Advocacy journalism

Advocacy journalism is a genre of journalism that intentionally and transparently adopts a non-objective viewpoint, usually for some social or political purpose. Because it is intended to be factual, it is distinguished from propaganda. It is also distinct from instances of media bias and failures of objectivity in media outlets, since the bias is intended.

Some advocacy journalists reject that the traditional ideal of objectivity is possible in practice, either generally, or due to the presence of corporate sponsors in advertising. Some feel that the public interest is better served by a diversity of media outlets with a variety of transparent points of view, or that advocacy journalism serves a similar role to muckrakers or whistleblowers.

Perspectives from advocacy journalists

One writer for the " alternative" journalism collaborative, the Independent Media Center, writes the following in a call to action:
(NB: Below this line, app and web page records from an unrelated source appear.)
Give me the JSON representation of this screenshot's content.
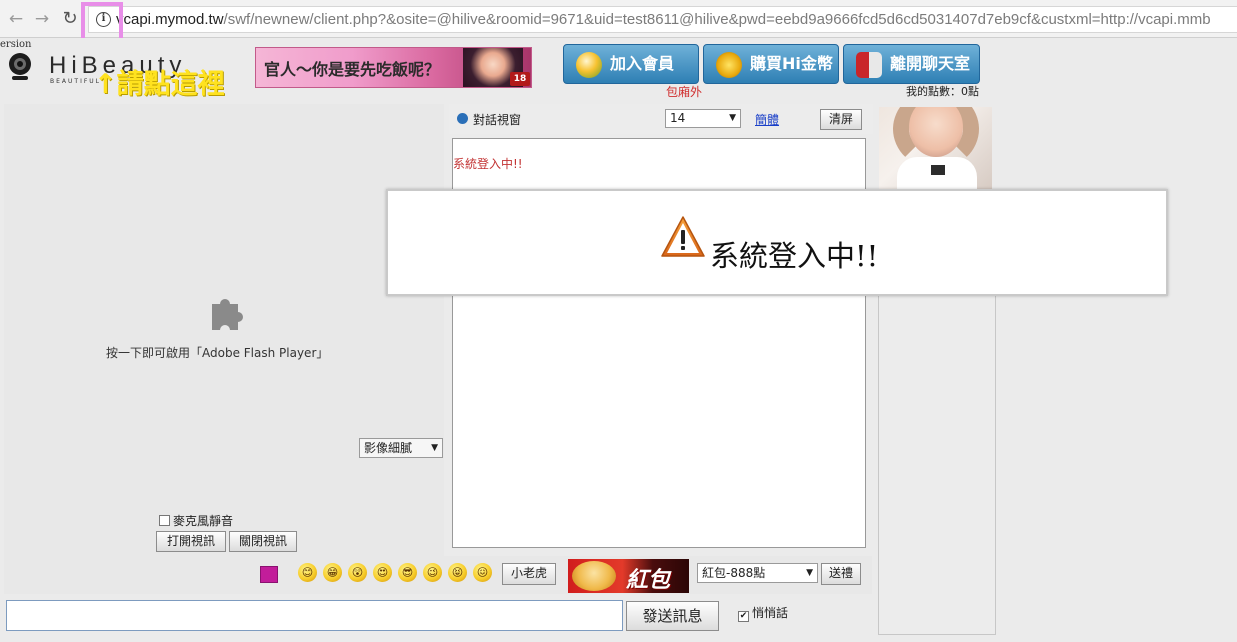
{
  "browser": {
    "back_icon": "←",
    "forward_icon": "→",
    "reload_icon": "↻",
    "url_host": "vcapi.mymod.tw",
    "url_rest": "/swf/newnew/client.php?&osite=@hilive&roomid=9671&uid=test8611@hilive&pwd=eebd9a9666fcd5d6cd5031407d7eb9cf&custxml=http://vcapi.mmb"
  },
  "header": {
    "version_text": "ersion",
    "logo_text": "HiBeauty",
    "logo_sub": "BEAUTIFUL",
    "click_hint": "↑請點這裡",
    "banner_text": "官人～你是要先吃飯呢？",
    "banner_badge": "18",
    "buttons": {
      "join": "加入會員",
      "buy_coins": "購買Hi金幣",
      "leave": "離開聊天室"
    },
    "private_label": "包廂外",
    "points_label": "我的點數：0點"
  },
  "video": {
    "flash_text": "按一下即可啟用「Adobe Flash Player」",
    "quality_value": "影像細膩",
    "mic_mute_label": "麥克風靜音",
    "open_video_label": "打開視訊",
    "close_video_label": "關閉視訊"
  },
  "chat": {
    "title": "對話視窗",
    "font_size_value": "14",
    "variant_link": "簡體",
    "clear_label": "清屏",
    "messages": [
      "系統登入中!!"
    ]
  },
  "bottom": {
    "swatch_color": "#c21d9a",
    "emojis": [
      "😊",
      "😁",
      "😲",
      "😍",
      "😎",
      "😉",
      "😝",
      "😖"
    ],
    "tiger_label": "小老虎",
    "hongbao_text": "紅包",
    "gift_value": "紅包-888點",
    "send_gift_label": "送禮",
    "send_msg_label": "發送訊息",
    "whisper_label": "悄悄話",
    "whisper_mark": "✔"
  },
  "modal": {
    "message": "系統登入中!!"
  }
}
Classic tenets of journalism call for objectivity and neutrality. These are antiquated principles no longer universally observed.... We must absolutely not feel bound by them. If we are ever to create meaningful change, advocacy journalism will be the single most crucial element to enable the necessary organizing. It is therefore very important that we learn how to be successful advocacy journalists. For many, this will require a different way of identifying and pursuing goals. [1]
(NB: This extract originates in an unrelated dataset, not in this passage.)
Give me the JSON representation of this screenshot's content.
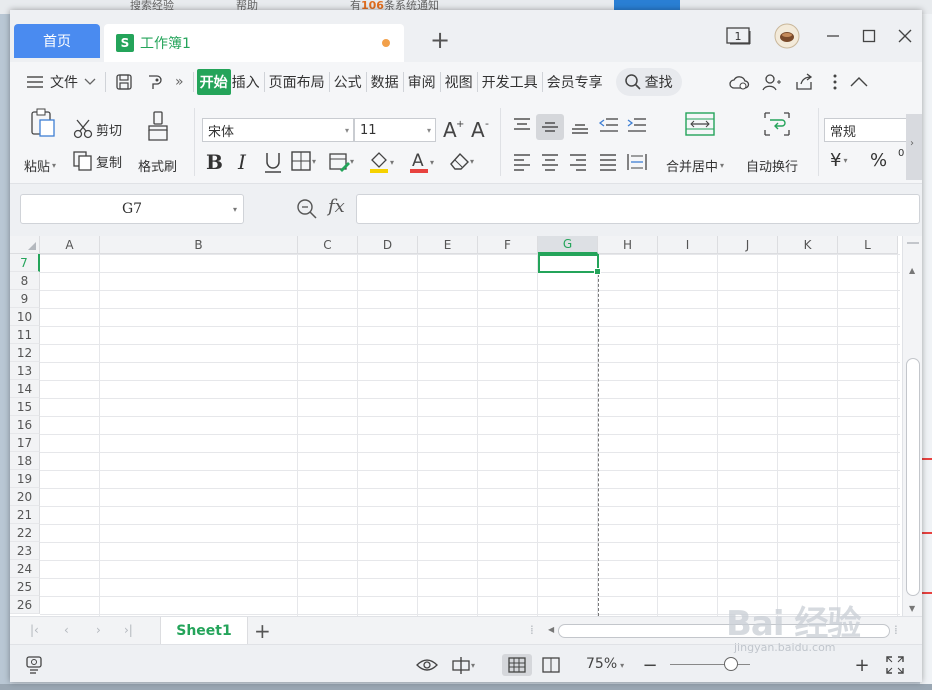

In an April 2000 address to the Canadian Association of Journalists, Sue Careless gave the following commentary and advice to advocacy journalists, which seeks to establish a common view of what journalistic standards the genre should follow. [2]

  • Acknowledge your perspective up front.
  • Be truthful, accurate, and credible. Don't spread propaganda, don't take quotes or facts out of context, "don't fabricate or falsify", and "don't judge or suppress vital facts or present half-truths"
  • Don't give your opponents equal time, but don't ignore them, either.
  • Explore arguments that challenge your perspective, and report embarrassing facts that support the opposition. Ask critical questions of people who agree with you.
  • Avoid slogans, ranting, and polemics. Instead, "articulate complex issues clearly and carefully."
  • Be fair and thorough.
  • Make use of neutral sources to establish facts.
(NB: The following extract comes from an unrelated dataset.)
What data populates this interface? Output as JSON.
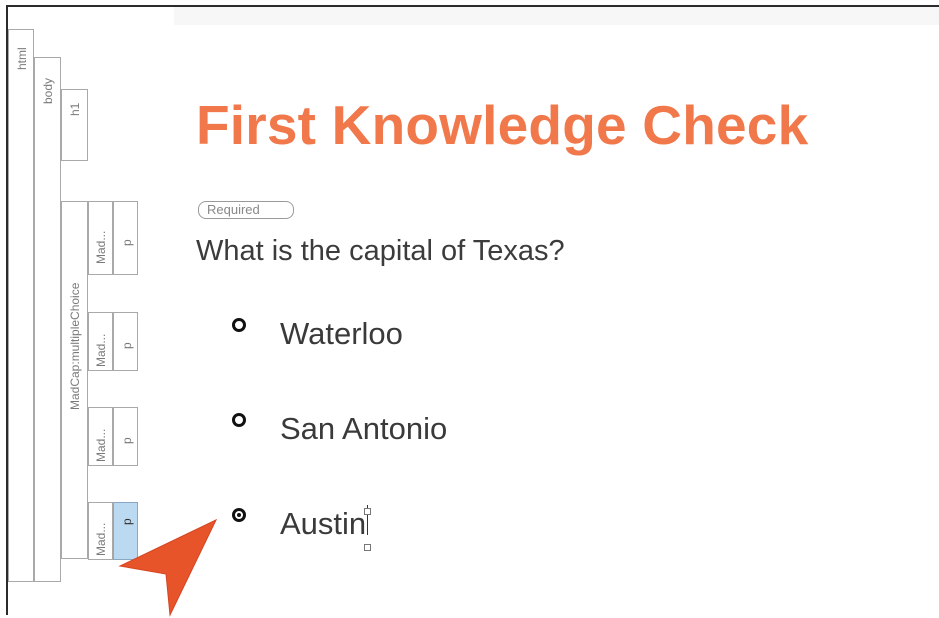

Sue Careless also criticized the mainstream media for unbalanced and politically biased coverage, for economic conflicts of interest, and for neglecting certain public causes. She said that alternative publications have advantages in independence, focus, and access, which make them more effective public-interest advocates than the mainstream media.